The Chocolate Process: Bean to Block
Posted: May 16 2013
Theobroma Cacao is the scientific name for the Cacao Tree, and the source of everything chocolate. Theobroma is Greek for Food of the Gods, and Cacao is a word derived from the ancient Aztec and Mayan names for the Cacao Tree, the name hearkens back to the legend that the Cacao Tree was a gift from the Gods.
The tree does seem to be a divine gift, and will only grow within 20 degree of either side of the Equator, leaving only certain sections of South America and Africa with the correct environments for growing cacao.
There are 3 species of Cacao Tree, Forastero, Criollo, Trinitario. The Forastero is the most common type of bean. The Criolo is the most delicate with the highest quality flavor; it is also known as the Porcelana for its light cream coloration. The criolo was thought to have been extinct for a period of time, but was rediscovered and brought back to health. Trinitario is a hybrid tree combining elements of both types of cacao bean.
Regardless of type, all cacao trees grow bean pods all year round. A tree may have, at the same time, perfectly ripe bean pods ready to be picked, and new cacao pods just beginning to grow. The mixture of maturity within a single cacao tree makes mechanically harvesting the beans nearly impossible. To this day, nearly all cacao beans are harvested by hand.
When a bean pod is picked, it is split open and left to ferment. Most beans ferment about a week, to allow the flavors to mellow and become less bitter. The highest quality beans can be fermented for a much longer period of time to develop more intricate flavors. When the beans are done fermenting they are dried completely.
From here, most cacao beans are shipped from cacao farms to chocolate manufactures. Some chocolate companies own both the plantations and the manufacturing process as well to ensure full control over every aspect of the process.
Once the chocolate manufactures get a hold of the beans, they roast them in a process not unlike roasting coffee beans. Cacao is more delicate than coffee and roasts at a lower temperature. The exact time and temperature will imbue the cocoa beans with a particular taste, from sweet and mild to sharp and nutty. The process is known as conching.
After roasting, the outer shell of the cacao is removed, leaving the meat of the cacao bean called Cacao Nibs, it is at this point that the cacao begins to smell like what we expect from chocolate.

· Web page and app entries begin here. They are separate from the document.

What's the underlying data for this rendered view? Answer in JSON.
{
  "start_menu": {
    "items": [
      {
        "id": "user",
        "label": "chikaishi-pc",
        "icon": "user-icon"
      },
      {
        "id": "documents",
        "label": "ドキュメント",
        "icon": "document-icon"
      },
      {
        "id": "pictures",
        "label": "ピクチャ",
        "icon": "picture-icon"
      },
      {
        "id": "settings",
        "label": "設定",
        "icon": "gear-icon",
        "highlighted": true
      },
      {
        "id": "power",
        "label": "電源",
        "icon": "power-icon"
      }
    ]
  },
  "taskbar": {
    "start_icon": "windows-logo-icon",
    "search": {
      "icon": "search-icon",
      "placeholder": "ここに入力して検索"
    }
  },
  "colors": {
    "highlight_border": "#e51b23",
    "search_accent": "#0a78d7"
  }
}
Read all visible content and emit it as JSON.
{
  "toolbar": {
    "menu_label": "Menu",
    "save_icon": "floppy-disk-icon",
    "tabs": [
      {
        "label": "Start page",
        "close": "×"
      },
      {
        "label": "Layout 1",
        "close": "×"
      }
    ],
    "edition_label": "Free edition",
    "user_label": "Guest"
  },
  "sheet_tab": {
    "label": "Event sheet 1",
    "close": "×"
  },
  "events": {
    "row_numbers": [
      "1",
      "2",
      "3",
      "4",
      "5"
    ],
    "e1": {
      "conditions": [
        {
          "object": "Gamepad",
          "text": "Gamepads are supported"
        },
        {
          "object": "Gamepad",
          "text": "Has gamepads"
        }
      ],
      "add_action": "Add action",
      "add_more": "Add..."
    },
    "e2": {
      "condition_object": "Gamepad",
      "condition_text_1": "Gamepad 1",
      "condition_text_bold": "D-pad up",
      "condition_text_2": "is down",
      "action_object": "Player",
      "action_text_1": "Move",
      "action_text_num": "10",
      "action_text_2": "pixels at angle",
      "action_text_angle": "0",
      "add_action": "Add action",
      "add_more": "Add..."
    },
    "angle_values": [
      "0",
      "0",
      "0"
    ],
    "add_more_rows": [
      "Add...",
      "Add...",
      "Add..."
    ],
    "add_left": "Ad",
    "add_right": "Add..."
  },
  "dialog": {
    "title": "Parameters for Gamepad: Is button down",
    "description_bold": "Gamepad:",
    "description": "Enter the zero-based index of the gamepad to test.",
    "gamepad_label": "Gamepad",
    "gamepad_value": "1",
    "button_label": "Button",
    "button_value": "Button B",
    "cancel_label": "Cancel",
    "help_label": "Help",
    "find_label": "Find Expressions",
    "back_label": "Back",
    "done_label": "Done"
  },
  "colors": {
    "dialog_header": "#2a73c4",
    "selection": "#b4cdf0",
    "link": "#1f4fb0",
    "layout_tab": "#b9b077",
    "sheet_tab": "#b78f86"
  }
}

The Cacao Nibs are deliberately ground into a smooth substance known as Chocolate Liquor. Chocolate Liquor contains no alcohol, and is made up of two parts from the cacao bean. Cacao Solids are the primary part of the cacao bean, and they are what give chocolate its rich deep flavors. Cacao Butter is the second part that comes from the fats and oils within the cacao bean, Cacao Butter is what gives chocolate its characteristic smoothness and temper.
Some of the Chocolate Liquor is pressed, separating it into its two parts, Cacao Solids and Cacao Butter. Separately, these by products are used for things besides chocolate. Cacao Solids are ground and used in ordinary kitchen Cocoa Powder. Cacao Butter can be combined with sugar and milk to make white chocolate. Technically, for a chocolate to be considered chocolate it must have both cacao solids and cacao butter in it. Hershey’s recipe uses cacao solids, but uses vegetable oil and other shortenings instead of cacao butter, which produces a waxy texture and a substandard temper. Substandard and white chocolates are considered confections, but not true chocolate.
The Cacao Solids and Cacao Butter are recombined in set ratios to create a specific flavor within the chocolate. More cacao solids make for a more robust and sharper chocolate. Higher cocoa butter in the mix mellows the chocolate some, and gives it a smoother texture. Keep in mind at this point there is no milk or sugar in the chocolate, so it is still incredibly bitter. Chocolate at this point is known as 100% Cacao. This is the form of raw chocolate that is the basis for the vast majority of chocolate bars, bon bon, and other desserts.
We'll discuss how that transformation occurs in part 2 of The Chocolate Process series.